Former Claflin women’s basketball standout Miriam Walker-Samuels is set to make history Monday when she becomes the first graduate from her alma mater to be inducted into the South Carolina Athletic Hall of Fame.
The event will take place during a special ceremony at the Columbia Metropolitan Convention Center, 1101 Lincoln Street, with a 5:30 p.m. reception, followed by the enshrinement banquet at 6:30 p.m.
Walker-Samuels, one of the most prolific scorers in women’s college basketball history, will be joined by six others in the 2019 Induction Class. The class also features former Clemson and NFL punter Chris Gardocki, former College of Charleston and University of South Carolina women’s basketball coach Nancy Wilson, former USC and NFL defensive lineman John Abraham, former Clemson and major league baseball player Shane Monahan, former Appalachian State linebacker Dexter Coakley, and former USC-Aiken and major league pitcher Roberto Hernandez, who also becomes his school’s first inductee.
In addition, Orangeburg native and one-time sports writer for The Times and Democrat and The State newspapers Bob Gillespie will be one of several individuals receiving special awards from the SCAHOF.
Gillespie will be presented the Herm Helms Media Excellence Award.
A Talbotton, Georgia native, Walker-Samuels earned “Miss Georgia Basketball” honors at Central High School before establishing an outstanding basketball career at Claflin College (1987-1990) in Orangeburg.
She led Claflin to the 1988 and 1989 NAIA National Championship games and set nine NAIA records during her prolific career, including most points in a game (62 vs. Dillard, 1988), most points in a career (3,855) and most points in a season (1,303; 1987-1990); 1,601 FGs, 573 FTs in 111 games).
Walker-Samuels averaged 35.5 points per game during the 1988-89 season, and 34.7 points per game over her career. She twice won the NAIA National Tournament’s MVP Award and was a two-time first-team All-American. She enjoyed a successful high school coaching career, first at Keith High in Orville, Ala., and later at Sylacauga High, also in Alabama, which she guided to the Class 4A state championship before returning to Claflin, her alma mater, in 2003 as head coach.
She succeeded her coach and mentor, the late Nelson Brownlee, and continued to guide the Lady Panthers in the same rich tradition as her predecessor.

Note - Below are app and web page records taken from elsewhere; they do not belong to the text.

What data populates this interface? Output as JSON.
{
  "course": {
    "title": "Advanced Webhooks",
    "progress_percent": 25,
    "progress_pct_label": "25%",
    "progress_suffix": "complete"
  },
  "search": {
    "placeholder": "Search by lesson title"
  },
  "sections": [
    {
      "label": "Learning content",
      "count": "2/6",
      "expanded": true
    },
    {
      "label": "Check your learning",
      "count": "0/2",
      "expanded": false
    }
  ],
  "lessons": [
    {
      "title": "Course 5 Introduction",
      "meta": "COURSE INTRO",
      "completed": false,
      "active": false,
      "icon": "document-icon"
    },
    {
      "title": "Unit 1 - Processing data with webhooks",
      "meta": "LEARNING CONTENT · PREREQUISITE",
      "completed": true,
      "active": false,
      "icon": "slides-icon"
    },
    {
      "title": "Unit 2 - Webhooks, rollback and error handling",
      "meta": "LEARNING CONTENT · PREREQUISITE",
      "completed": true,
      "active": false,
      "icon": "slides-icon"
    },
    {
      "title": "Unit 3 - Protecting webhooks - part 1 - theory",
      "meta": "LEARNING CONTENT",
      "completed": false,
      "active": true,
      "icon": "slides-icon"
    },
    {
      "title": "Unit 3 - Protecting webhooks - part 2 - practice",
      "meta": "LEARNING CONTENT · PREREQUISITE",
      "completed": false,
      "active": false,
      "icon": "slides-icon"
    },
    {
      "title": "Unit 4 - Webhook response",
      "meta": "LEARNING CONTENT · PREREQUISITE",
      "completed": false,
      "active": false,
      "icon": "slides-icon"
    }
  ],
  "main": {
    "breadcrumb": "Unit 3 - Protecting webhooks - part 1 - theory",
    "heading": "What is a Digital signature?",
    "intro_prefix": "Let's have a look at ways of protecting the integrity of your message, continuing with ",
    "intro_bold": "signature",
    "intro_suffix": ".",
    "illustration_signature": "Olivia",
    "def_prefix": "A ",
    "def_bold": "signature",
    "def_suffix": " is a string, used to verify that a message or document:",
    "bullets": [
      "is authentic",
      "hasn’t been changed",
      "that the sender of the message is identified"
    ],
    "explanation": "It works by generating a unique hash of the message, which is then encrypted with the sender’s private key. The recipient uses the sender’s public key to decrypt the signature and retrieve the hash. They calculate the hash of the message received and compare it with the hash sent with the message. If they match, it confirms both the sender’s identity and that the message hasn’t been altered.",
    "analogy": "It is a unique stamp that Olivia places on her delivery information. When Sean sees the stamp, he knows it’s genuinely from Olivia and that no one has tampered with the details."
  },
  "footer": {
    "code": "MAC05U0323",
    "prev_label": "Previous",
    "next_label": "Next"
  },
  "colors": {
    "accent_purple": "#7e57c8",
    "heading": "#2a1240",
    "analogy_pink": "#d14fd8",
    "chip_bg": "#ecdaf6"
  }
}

In her first three seasons as Claflin head coach, she guided her team to consecutive national tournaments.
She was named the Times and Democrat Region Coach of the Year in 2005, and was recognized as a Black College Sports Legend for making significant contributions to historically black colleges by the Black College Sports and Education Foundation.